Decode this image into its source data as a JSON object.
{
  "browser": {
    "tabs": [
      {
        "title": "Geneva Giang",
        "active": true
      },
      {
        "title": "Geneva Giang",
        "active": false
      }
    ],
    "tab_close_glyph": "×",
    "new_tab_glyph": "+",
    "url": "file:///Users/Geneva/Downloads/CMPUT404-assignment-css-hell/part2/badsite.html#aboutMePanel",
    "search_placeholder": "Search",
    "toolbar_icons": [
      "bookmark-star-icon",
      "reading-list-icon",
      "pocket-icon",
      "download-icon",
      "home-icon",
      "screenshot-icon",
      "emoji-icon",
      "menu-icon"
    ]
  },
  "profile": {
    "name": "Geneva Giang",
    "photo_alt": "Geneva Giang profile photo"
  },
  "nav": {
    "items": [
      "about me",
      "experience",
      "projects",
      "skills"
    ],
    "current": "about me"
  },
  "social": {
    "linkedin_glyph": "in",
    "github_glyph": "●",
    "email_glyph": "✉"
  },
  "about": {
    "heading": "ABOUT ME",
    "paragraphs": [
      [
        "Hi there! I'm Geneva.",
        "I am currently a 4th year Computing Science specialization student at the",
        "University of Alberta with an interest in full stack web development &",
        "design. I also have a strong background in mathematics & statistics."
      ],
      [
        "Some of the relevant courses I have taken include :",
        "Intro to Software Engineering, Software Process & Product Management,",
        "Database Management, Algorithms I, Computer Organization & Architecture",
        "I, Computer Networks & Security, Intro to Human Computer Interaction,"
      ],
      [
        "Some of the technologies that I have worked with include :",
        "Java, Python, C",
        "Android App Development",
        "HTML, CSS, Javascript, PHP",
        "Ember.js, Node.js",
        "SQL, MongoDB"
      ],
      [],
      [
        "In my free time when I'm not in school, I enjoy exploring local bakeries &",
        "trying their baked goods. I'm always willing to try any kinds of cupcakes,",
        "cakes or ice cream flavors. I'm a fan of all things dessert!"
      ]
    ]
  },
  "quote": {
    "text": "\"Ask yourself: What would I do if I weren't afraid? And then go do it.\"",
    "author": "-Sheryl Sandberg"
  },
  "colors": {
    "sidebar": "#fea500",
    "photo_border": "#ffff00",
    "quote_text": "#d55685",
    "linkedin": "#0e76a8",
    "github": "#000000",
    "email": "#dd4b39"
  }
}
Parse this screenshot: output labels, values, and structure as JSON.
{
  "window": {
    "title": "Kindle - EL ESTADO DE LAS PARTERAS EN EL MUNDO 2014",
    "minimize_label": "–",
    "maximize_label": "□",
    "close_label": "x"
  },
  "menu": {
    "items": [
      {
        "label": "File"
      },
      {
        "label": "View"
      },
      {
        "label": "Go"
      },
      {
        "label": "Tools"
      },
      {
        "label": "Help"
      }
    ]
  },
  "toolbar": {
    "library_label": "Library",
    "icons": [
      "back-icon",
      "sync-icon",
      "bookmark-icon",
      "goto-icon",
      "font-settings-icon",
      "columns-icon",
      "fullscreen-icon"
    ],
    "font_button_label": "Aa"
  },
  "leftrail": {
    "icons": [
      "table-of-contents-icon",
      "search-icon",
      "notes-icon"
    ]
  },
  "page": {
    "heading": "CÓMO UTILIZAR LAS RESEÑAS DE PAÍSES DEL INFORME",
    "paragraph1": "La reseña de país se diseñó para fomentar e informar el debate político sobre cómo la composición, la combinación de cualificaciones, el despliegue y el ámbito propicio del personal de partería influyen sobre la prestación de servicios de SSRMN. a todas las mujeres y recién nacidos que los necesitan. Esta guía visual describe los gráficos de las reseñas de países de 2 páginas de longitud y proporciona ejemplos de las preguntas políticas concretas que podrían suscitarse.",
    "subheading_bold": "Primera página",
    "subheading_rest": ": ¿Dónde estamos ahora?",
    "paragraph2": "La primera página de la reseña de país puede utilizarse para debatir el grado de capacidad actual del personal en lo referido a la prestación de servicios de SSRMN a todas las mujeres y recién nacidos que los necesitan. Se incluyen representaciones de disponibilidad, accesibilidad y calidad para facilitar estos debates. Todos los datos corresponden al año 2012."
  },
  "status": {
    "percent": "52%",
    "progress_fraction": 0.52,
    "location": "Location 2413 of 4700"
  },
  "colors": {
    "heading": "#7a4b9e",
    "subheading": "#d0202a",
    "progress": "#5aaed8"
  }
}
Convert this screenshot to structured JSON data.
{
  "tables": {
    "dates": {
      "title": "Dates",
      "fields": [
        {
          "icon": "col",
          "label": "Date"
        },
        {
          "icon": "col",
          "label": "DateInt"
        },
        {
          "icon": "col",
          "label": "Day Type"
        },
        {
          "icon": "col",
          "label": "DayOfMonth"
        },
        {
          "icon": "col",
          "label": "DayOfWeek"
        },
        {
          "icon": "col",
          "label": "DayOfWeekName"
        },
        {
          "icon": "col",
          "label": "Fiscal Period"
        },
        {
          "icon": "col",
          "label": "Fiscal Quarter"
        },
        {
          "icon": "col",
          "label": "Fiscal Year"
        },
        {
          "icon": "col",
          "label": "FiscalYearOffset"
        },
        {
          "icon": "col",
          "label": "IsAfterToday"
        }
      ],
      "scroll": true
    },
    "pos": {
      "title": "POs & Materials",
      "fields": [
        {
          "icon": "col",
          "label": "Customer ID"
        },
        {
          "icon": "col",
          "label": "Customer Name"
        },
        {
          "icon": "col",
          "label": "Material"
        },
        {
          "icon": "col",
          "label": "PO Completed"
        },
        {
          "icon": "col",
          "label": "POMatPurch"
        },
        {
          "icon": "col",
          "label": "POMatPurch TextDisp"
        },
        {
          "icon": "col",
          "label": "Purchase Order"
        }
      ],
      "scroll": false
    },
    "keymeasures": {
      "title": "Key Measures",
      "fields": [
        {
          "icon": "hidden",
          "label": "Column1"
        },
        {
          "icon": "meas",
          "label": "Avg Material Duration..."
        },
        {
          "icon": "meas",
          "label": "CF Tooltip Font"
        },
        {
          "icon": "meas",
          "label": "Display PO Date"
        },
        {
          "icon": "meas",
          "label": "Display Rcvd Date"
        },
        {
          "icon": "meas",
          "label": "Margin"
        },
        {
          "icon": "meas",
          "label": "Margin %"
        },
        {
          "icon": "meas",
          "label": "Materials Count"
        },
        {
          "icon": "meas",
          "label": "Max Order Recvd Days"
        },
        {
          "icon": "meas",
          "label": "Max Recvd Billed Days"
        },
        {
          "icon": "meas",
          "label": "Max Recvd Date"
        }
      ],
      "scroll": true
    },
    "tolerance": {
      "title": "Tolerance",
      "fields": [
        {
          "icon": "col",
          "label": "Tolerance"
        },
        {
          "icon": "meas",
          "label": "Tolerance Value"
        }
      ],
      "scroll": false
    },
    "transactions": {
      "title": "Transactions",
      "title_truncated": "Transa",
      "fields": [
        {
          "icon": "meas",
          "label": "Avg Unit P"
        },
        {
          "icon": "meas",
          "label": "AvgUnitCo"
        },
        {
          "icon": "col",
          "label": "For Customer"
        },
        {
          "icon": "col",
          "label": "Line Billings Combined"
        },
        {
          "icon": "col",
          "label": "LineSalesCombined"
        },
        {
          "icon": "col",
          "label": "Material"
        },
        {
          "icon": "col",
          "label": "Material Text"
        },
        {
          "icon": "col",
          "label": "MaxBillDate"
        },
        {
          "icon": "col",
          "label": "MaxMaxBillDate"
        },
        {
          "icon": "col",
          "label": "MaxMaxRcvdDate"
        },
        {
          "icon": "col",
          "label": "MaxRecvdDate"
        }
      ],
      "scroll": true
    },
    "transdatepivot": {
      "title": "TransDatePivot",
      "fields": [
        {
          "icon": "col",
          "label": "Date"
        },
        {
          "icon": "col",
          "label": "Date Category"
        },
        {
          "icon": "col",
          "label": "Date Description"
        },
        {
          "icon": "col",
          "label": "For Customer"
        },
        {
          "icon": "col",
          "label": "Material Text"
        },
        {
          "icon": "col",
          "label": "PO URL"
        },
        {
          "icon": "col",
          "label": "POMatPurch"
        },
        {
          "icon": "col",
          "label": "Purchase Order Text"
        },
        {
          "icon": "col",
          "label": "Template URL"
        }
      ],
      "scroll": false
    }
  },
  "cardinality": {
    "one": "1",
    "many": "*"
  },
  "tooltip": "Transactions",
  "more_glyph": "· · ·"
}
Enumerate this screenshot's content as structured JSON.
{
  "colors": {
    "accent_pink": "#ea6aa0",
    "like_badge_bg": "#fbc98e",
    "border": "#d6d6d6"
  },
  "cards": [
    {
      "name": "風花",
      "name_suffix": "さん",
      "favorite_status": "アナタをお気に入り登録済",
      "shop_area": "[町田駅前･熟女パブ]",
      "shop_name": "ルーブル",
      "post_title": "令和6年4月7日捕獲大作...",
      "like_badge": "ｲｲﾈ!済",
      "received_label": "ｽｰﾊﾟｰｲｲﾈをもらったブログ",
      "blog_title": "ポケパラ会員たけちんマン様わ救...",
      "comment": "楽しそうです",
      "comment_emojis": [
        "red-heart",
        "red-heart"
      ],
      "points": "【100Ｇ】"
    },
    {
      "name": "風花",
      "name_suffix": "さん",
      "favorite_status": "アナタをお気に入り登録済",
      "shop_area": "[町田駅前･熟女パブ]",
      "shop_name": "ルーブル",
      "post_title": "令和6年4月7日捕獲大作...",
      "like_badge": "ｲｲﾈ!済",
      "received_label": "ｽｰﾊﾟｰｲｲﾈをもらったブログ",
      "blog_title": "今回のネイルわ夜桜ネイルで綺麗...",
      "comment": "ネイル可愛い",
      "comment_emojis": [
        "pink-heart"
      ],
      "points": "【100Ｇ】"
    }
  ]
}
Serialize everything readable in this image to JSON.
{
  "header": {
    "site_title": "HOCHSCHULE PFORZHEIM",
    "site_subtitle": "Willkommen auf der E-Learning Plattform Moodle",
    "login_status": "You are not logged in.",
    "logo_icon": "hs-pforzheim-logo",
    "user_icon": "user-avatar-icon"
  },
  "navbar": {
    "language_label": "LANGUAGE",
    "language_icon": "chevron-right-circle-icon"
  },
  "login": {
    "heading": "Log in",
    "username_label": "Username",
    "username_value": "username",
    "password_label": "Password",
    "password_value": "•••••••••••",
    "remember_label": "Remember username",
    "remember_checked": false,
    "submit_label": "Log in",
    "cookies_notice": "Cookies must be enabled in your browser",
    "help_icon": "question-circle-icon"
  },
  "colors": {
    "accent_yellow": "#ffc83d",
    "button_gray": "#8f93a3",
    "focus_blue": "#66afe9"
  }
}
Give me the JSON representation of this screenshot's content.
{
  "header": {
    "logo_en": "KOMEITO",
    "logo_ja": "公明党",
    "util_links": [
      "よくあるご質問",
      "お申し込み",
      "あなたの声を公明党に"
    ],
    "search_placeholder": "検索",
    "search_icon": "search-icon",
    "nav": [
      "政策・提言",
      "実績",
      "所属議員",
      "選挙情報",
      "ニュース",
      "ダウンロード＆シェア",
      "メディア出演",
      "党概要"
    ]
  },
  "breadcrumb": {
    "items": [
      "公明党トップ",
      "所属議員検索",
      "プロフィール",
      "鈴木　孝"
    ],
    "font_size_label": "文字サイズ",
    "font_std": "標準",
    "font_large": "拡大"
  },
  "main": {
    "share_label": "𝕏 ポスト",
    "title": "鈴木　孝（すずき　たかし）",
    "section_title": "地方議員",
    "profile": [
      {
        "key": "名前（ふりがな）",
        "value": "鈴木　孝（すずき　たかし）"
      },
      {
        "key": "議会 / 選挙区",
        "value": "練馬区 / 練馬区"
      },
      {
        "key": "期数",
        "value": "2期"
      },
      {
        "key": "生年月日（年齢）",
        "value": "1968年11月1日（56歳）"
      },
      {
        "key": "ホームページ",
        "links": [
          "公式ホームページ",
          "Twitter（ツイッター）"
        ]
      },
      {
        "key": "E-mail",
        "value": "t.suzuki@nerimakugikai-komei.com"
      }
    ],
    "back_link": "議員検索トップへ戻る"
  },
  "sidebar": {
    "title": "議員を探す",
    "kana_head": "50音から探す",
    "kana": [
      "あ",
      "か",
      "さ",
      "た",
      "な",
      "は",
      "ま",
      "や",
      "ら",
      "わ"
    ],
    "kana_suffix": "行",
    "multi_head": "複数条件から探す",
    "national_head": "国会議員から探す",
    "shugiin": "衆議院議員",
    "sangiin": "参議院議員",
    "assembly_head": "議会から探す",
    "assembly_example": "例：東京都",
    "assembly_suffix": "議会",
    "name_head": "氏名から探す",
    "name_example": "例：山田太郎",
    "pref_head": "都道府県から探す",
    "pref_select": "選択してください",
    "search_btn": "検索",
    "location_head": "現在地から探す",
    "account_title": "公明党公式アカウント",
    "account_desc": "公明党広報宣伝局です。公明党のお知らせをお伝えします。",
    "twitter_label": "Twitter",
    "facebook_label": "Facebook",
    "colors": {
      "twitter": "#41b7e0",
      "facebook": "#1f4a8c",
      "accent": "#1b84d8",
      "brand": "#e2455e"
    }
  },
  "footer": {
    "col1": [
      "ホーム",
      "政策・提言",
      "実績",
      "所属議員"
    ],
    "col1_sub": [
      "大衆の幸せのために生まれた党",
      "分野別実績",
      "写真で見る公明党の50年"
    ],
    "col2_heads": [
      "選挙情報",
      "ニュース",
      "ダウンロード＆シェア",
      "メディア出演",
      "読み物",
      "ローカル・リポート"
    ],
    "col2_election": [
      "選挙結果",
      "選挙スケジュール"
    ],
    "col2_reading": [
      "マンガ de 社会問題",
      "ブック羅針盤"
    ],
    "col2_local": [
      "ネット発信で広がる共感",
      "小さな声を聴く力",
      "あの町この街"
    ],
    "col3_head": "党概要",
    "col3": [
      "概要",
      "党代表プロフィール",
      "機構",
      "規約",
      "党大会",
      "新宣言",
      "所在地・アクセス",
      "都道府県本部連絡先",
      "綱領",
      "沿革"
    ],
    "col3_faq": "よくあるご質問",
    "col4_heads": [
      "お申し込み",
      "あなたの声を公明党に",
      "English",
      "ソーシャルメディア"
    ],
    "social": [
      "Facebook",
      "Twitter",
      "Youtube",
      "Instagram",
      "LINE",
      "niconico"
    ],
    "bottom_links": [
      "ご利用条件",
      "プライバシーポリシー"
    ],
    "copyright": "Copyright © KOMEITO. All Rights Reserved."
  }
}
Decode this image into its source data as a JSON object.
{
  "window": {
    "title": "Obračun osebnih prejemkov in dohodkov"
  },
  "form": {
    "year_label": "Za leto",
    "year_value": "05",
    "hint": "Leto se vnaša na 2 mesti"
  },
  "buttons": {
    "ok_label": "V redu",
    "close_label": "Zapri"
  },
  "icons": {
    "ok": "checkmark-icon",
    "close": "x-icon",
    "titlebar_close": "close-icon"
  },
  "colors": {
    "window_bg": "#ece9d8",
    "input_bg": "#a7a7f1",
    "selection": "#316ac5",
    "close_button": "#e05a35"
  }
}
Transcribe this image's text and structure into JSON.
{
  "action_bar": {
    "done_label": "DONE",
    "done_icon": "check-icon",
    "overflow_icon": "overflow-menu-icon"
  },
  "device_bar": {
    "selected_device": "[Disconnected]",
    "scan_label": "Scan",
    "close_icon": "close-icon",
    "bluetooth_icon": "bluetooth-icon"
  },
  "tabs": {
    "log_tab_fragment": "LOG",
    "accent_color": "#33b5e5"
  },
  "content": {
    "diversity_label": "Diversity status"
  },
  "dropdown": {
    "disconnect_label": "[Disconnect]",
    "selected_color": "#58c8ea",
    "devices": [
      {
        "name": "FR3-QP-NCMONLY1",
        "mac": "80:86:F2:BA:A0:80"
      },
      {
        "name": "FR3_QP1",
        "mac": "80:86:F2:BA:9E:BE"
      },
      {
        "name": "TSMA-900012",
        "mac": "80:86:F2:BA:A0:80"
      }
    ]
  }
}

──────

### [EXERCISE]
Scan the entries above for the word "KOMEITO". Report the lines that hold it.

### [ANSWER SPACE]
    "logo_en": "KOMEITO",
    "copyright": "Copyright © KOMEITO. All Rights Reserved."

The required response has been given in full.